----- Data records -----
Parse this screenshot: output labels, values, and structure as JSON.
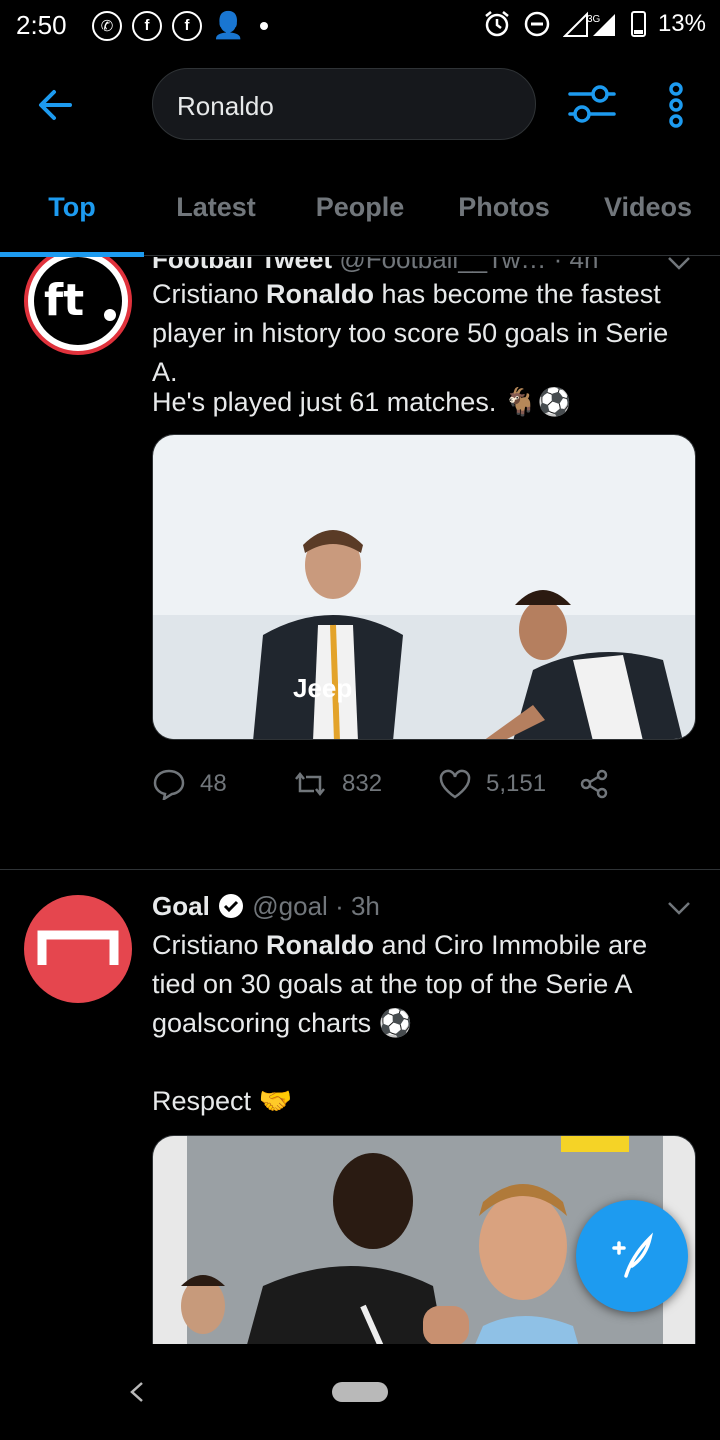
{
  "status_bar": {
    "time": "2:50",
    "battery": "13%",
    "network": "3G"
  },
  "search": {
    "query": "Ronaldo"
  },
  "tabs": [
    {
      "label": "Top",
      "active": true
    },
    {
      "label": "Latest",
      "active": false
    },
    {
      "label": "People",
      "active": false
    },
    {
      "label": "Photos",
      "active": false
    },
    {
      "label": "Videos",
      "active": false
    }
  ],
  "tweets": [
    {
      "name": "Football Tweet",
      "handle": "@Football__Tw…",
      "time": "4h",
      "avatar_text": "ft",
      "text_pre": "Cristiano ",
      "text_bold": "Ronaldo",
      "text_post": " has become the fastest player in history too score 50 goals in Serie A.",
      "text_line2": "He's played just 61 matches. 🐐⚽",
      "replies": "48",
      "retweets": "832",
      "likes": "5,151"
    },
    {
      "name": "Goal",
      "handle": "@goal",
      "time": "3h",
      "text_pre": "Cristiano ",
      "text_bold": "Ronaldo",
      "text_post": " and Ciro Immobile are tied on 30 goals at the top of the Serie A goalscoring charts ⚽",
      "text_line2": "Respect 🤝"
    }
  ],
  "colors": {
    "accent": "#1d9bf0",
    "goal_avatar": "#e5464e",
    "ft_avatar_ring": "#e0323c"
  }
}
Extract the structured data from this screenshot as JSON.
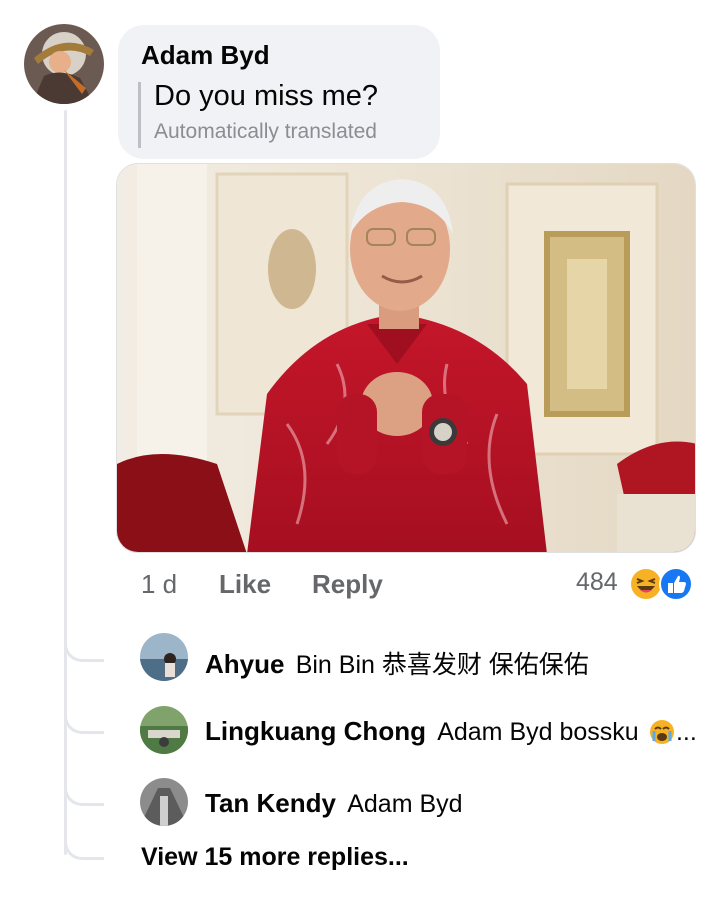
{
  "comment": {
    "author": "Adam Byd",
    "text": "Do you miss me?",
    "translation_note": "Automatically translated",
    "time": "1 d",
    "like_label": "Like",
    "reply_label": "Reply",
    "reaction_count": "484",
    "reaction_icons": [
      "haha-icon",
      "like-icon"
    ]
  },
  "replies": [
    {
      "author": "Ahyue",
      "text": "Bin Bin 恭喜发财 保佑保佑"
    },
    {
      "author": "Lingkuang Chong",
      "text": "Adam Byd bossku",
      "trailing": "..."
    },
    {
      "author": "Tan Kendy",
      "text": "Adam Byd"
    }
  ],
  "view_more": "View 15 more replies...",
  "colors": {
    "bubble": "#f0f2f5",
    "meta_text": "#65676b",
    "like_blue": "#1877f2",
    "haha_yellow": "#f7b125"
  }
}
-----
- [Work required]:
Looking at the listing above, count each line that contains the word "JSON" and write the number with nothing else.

- [Solution for this task]:
2